Occupational Therapy in Early Intervention: Helping Children Succeed
Early childhood years 0-3 years of age are a critical time for brain development, especially if a child is delayed or restricted in development. If a child needs support to develop optimally, occupational therapy can help.
There are programs called early intervention across the country that are funded by federal, state, and local dollars. Early intervention is a collection of therapy and support services that provide children from birth to 3 years old who have disabilities, or who are at risk for developing them, the help they need to succeed later in life. Occupational therapy is one of several services that may be provided as part of early intervention. It benefits children with many specific conditions (e.g., Down syndrome, autism), in addition to children with no clear diagnosis.
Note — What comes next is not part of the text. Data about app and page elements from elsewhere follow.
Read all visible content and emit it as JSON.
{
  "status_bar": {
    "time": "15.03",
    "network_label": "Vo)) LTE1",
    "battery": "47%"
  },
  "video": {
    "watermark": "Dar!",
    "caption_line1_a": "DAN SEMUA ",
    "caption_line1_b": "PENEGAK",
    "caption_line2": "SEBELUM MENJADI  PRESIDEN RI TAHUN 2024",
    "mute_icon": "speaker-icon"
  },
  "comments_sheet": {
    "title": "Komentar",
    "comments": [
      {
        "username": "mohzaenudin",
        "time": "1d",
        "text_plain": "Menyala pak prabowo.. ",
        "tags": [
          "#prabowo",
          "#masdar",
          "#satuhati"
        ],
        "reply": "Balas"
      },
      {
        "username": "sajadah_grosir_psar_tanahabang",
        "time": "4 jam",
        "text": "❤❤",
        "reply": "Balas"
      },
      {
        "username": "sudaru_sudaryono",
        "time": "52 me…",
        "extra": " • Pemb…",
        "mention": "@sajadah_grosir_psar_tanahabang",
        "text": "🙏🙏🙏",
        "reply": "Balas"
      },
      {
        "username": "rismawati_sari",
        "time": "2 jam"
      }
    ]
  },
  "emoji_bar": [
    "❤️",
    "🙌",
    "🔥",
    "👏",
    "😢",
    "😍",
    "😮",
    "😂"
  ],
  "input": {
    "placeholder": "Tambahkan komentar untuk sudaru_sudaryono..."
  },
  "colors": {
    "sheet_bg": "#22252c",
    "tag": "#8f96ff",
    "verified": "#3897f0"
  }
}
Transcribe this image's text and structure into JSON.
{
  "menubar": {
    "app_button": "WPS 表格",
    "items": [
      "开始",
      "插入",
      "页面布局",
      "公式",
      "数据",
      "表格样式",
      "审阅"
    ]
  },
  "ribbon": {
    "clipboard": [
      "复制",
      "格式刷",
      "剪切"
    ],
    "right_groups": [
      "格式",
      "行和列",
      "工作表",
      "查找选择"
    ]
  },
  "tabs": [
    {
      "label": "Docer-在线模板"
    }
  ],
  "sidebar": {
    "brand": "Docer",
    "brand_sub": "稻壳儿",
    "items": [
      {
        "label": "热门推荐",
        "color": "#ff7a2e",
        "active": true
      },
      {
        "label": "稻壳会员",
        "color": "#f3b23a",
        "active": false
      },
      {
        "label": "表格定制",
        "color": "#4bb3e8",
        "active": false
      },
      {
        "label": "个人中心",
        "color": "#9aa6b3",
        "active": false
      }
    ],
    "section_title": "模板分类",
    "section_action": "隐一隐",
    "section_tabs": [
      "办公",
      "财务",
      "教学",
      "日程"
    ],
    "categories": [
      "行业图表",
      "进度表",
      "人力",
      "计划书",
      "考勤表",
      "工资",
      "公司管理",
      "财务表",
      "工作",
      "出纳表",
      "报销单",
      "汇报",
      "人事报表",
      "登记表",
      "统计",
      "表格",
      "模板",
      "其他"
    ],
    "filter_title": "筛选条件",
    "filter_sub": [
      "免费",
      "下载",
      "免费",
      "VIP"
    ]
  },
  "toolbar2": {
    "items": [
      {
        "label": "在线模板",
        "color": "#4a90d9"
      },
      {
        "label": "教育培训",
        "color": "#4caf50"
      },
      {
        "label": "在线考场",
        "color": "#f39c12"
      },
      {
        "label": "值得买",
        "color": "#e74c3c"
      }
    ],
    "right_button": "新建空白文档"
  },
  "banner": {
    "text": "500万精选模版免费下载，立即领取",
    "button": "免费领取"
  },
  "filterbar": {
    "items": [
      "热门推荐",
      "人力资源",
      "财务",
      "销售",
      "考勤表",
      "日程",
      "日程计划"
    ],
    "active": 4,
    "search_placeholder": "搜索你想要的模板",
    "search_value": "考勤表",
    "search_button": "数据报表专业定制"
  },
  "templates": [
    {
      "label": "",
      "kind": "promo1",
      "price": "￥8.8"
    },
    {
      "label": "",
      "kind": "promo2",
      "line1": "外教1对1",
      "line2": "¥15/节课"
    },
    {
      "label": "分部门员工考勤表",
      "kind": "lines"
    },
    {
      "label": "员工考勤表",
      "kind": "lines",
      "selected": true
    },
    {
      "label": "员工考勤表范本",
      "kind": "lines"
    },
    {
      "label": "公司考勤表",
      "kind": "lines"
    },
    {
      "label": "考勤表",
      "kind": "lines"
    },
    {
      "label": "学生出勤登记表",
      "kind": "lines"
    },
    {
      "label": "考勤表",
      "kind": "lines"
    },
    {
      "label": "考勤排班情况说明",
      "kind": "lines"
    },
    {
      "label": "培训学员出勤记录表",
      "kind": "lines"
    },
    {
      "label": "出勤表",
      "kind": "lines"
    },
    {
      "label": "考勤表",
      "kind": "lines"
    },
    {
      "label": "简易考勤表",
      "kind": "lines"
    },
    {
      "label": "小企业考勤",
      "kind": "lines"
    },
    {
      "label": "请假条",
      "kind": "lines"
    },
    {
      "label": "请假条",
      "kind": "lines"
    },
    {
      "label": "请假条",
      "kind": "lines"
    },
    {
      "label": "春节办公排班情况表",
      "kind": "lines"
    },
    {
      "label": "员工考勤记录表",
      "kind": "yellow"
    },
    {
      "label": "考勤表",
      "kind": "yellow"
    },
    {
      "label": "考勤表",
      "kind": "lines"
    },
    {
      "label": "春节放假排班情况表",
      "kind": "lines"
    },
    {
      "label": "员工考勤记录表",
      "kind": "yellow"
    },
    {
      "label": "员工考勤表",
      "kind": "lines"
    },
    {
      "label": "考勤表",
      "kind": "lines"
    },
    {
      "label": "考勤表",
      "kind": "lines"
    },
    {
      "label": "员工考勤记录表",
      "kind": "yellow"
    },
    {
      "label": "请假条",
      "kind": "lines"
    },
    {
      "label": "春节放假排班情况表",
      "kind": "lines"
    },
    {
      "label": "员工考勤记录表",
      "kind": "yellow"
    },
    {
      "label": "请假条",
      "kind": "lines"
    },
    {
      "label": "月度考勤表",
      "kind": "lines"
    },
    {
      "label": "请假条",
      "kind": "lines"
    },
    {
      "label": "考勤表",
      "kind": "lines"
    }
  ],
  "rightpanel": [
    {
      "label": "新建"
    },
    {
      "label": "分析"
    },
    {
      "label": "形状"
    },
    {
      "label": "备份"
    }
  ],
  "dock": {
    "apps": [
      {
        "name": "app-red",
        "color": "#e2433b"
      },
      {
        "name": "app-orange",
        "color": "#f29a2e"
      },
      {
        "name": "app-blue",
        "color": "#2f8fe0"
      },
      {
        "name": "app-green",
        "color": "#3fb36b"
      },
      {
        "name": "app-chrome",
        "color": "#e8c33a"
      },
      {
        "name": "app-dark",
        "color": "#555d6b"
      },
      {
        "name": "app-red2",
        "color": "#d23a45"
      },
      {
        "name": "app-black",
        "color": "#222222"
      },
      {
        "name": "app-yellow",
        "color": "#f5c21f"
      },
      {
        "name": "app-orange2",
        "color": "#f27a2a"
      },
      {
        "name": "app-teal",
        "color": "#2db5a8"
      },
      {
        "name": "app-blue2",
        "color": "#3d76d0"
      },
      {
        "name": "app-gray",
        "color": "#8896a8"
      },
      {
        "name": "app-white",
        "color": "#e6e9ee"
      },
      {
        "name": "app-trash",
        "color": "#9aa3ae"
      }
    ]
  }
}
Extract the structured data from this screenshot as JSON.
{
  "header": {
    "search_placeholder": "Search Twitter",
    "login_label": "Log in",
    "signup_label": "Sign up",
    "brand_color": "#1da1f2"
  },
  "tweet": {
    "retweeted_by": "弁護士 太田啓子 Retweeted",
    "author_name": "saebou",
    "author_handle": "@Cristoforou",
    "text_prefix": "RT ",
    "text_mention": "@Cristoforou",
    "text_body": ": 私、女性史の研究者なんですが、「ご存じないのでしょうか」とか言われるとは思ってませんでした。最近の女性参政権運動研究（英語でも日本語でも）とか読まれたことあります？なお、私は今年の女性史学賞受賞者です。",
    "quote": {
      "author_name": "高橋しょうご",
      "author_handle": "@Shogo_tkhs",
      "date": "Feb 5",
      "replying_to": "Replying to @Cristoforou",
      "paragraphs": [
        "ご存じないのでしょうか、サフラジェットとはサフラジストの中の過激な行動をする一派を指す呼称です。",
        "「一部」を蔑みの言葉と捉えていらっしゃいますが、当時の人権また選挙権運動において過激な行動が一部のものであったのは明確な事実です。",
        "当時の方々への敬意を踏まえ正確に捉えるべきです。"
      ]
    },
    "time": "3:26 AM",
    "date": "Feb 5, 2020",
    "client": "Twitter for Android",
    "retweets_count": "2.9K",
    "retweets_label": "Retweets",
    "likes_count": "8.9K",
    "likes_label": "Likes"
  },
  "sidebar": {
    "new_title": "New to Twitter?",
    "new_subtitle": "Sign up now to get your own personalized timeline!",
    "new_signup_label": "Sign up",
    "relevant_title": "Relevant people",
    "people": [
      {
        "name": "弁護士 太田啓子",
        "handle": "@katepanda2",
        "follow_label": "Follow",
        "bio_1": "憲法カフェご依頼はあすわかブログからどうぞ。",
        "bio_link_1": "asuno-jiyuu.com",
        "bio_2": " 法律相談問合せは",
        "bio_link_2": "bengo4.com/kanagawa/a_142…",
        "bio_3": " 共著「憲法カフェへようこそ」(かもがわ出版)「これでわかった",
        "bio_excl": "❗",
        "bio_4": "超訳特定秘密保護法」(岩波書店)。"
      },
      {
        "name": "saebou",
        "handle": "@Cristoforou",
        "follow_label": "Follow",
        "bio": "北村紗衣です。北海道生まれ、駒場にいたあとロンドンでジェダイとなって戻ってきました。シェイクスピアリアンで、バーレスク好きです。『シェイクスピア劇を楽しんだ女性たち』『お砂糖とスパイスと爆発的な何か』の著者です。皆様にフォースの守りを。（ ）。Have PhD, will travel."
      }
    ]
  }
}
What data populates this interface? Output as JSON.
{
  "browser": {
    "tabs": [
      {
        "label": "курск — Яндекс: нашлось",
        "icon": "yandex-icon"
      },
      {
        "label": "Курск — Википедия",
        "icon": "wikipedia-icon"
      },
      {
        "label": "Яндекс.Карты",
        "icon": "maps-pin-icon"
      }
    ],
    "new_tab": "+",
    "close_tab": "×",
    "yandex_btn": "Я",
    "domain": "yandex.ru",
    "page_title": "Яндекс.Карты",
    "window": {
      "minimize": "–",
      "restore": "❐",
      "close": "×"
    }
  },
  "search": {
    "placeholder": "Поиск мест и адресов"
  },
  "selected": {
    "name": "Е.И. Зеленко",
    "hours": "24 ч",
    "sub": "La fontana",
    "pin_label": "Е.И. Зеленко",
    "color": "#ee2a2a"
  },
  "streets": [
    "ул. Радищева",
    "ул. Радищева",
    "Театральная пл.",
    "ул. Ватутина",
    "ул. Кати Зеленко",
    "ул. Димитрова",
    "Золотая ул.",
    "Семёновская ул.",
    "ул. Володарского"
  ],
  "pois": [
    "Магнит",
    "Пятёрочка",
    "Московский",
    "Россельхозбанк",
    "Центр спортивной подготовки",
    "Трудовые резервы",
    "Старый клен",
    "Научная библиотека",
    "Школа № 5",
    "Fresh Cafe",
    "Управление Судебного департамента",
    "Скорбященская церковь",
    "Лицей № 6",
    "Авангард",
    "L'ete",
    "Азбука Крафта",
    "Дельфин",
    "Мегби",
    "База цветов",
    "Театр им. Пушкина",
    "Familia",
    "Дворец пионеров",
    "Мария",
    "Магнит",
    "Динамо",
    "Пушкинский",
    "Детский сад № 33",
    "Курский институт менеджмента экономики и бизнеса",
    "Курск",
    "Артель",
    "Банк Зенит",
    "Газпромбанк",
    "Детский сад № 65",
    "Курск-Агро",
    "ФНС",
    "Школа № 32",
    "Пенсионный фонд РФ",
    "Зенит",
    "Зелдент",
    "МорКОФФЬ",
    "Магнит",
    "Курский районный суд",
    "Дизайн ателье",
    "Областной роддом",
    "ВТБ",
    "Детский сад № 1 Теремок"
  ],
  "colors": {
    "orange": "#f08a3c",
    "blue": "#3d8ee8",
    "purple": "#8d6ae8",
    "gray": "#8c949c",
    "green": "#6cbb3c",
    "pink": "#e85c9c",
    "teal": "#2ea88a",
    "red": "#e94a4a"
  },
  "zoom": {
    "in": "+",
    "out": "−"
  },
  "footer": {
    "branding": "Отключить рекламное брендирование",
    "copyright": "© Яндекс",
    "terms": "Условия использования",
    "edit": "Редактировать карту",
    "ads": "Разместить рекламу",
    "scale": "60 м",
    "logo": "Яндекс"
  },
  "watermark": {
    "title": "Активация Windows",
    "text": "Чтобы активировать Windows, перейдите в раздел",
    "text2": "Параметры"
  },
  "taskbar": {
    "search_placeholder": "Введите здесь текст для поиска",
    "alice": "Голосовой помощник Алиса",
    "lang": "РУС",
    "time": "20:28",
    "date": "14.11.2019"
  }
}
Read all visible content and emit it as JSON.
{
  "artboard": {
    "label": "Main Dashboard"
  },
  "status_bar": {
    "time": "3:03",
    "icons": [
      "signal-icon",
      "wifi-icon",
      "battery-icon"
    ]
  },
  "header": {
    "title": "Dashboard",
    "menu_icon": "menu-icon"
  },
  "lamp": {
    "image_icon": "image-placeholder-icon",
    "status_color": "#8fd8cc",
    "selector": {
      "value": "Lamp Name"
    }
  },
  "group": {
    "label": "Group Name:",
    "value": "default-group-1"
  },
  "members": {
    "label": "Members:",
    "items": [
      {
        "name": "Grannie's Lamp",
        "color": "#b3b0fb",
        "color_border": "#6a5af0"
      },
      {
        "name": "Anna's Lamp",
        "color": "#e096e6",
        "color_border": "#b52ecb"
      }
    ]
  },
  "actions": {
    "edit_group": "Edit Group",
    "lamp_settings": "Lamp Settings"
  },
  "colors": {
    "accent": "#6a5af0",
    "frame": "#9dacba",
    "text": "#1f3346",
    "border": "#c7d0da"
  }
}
For children with developmental delays or a known physical or mental condition associated with a high probability of delays, occupational therapy can help improve their motor, cognitive, sensory processing, communication, and play skills. The goal is to enhance development, minimize the potential for developmental delay, and help families to meet the special needs of their infants and toddlers.